While offending businesses will face penalties, what will happen to foreign workers working at those establishments? Under the law, the federal government can start a process to revoke their work permits and require them to go home.
If this occurs, can it be said that these foreign workers are victims? Some of these individuals may have quit jobs in their home country and came here in good faith to start a new life. Should they be sent home? Regardless of what one may feel for these workers, the answer must be yes.
Foreign workers come here to fill temporary job vacancies and are only here for a finite period of time. While many foreign workers are able to apply for and eventually obtain Canadian citizenship, not all foreign workers qualify. A separate process must be undertaken to get this type of approval.
While sending the foreign workers home may be unfortunate, there is no other real solution. If there are Canadian residents available for the job, Canadian residents must be considered first. If there is a cost to sending these foreign workers back home and if these foreign workers suffer any losses, these costs should not be borne by taxpayers, but by the companies who are found to be in violation of the law.
Should the temporary foreign worker program be ended? The short answer to this is no. Canada faces shortages of workers in certain locations and in certain occupations. There are often shortages in various professions and trades and in certain rural and urban areas of the country. Instead of cancelling the temporary foreign worker program, the federal government is correct to ensure employers follow the rules. However, it should do more.

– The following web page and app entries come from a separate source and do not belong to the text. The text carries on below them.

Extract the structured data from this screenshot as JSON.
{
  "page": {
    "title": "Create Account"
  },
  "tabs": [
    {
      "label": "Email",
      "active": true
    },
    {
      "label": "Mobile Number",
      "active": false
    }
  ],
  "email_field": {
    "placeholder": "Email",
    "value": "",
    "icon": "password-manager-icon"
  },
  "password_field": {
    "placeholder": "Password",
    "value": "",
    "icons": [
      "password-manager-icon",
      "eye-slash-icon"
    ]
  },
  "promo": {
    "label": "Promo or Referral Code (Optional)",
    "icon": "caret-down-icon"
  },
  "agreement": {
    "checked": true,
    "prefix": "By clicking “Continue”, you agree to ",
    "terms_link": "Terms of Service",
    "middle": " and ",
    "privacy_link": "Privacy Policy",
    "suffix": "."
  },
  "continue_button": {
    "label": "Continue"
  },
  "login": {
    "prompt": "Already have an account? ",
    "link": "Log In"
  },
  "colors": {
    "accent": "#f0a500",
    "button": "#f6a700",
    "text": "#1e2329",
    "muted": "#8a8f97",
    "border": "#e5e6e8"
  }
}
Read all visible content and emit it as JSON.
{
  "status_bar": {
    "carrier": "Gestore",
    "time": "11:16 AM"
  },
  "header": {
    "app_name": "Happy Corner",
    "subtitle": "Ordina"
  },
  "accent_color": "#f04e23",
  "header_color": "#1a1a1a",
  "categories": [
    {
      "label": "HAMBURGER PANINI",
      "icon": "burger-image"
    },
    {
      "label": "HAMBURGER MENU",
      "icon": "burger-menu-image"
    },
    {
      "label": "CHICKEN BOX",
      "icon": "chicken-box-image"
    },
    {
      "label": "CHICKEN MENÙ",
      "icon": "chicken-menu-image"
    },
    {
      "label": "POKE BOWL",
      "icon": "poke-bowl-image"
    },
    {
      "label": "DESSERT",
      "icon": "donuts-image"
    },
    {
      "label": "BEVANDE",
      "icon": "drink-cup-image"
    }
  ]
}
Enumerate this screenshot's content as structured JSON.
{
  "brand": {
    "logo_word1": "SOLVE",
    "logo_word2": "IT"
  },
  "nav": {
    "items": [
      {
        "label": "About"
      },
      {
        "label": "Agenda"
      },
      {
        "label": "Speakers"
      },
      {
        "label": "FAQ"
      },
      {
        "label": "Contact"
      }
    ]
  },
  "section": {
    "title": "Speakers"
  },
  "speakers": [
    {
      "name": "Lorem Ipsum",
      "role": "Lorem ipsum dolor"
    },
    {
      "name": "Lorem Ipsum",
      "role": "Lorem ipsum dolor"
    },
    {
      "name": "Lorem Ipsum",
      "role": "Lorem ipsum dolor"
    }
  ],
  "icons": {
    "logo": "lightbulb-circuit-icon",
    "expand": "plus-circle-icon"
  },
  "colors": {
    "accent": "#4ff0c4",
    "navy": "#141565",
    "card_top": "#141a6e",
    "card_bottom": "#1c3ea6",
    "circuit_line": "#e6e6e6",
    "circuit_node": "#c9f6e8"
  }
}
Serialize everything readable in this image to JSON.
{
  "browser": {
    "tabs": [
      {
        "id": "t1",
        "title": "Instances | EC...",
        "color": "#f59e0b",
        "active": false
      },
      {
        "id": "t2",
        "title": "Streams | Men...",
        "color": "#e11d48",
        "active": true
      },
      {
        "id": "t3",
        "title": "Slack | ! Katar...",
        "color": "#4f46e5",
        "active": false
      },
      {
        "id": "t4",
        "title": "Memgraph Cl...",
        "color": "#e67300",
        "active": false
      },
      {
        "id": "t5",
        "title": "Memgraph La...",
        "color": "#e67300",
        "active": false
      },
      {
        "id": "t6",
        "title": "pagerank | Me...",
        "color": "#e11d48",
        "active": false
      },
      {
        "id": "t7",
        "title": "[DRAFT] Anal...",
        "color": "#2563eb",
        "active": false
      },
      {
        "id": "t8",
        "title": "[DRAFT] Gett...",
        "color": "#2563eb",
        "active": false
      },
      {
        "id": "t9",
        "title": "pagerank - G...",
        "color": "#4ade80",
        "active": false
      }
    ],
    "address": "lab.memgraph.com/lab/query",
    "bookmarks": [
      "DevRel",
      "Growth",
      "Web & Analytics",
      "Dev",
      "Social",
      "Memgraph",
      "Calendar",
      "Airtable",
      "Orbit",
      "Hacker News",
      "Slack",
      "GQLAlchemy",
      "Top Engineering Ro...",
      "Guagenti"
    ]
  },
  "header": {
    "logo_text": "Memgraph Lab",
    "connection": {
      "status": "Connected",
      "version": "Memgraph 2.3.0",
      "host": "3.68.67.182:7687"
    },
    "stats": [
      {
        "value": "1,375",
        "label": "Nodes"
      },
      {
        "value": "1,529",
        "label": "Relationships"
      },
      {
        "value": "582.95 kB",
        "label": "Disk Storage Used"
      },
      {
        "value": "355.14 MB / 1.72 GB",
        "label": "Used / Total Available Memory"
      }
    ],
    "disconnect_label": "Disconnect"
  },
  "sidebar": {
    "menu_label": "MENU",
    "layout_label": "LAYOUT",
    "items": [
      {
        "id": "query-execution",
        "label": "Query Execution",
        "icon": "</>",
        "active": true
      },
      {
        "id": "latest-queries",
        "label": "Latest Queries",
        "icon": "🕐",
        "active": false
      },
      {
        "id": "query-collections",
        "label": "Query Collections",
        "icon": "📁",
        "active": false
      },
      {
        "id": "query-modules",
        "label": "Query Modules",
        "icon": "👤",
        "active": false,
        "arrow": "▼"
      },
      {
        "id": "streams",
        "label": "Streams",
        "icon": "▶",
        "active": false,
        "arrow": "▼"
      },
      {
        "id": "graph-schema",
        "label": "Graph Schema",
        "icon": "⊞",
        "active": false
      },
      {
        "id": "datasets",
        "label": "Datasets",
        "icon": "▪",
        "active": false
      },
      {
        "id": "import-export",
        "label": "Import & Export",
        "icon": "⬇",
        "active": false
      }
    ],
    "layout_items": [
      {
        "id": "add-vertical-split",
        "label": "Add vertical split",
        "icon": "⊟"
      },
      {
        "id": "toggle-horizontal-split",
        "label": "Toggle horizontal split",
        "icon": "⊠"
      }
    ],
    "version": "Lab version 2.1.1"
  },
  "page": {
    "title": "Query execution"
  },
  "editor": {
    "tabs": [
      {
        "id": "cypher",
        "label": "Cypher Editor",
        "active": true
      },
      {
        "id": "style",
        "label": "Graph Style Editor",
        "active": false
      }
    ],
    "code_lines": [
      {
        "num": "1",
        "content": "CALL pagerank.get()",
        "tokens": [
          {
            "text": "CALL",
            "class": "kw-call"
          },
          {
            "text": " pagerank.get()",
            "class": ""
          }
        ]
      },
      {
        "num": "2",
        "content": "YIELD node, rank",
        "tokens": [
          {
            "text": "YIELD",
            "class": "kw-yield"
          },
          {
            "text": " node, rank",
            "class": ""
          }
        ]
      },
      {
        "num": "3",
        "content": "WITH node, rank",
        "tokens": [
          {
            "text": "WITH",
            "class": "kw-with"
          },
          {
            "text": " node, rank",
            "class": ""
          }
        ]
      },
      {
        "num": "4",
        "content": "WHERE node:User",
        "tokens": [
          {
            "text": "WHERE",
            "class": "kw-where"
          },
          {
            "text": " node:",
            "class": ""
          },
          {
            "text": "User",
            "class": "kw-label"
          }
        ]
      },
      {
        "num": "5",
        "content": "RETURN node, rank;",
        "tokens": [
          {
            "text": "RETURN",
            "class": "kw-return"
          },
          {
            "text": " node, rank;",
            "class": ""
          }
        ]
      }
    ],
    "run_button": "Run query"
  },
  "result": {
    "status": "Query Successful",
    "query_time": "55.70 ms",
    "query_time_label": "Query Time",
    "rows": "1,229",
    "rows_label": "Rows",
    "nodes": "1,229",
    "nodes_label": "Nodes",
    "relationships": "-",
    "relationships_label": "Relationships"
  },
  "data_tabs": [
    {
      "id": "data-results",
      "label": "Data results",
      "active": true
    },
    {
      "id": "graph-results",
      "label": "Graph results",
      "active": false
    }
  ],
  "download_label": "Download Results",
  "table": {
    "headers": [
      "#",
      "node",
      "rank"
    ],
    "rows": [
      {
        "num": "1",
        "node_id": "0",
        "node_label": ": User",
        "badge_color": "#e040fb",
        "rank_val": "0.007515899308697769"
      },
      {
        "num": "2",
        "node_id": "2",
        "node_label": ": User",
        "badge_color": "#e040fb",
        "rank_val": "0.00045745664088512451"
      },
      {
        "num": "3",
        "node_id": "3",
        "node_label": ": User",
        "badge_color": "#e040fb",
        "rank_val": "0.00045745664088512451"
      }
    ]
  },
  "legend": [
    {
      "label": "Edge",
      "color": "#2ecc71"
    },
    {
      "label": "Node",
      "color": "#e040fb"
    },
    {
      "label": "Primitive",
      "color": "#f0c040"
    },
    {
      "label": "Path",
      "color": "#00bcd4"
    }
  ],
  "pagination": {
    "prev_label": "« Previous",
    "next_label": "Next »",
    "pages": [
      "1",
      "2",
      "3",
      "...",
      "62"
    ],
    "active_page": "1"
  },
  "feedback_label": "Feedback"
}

One of the things government has not done well is developing an easy system by which unemployed Canadians can be matched with employers seeking workers. Earlier this month, Citizenship and Immigration Canada announced it would be moving forward with an "express entry" system for qualified immigrants. This system would allow foreigners to post the equivalent of resumés on a government system, which could be then accessed by Canadian employers.
If the federal government wants to ensure there are no Canadians missing job opportunities in Canada, this system should allow unemployed Canadians to do the same. The best solution would be a system where employers could access information of prospective immigrants and unemployed Canadian on one database. A system that would allow Canadians to voluntarily be put on such a list would make it easier for employers to give priority to Canadians looking for jobs.
R. Reis Pagtakhan is a Winnipeg immigration lawyer.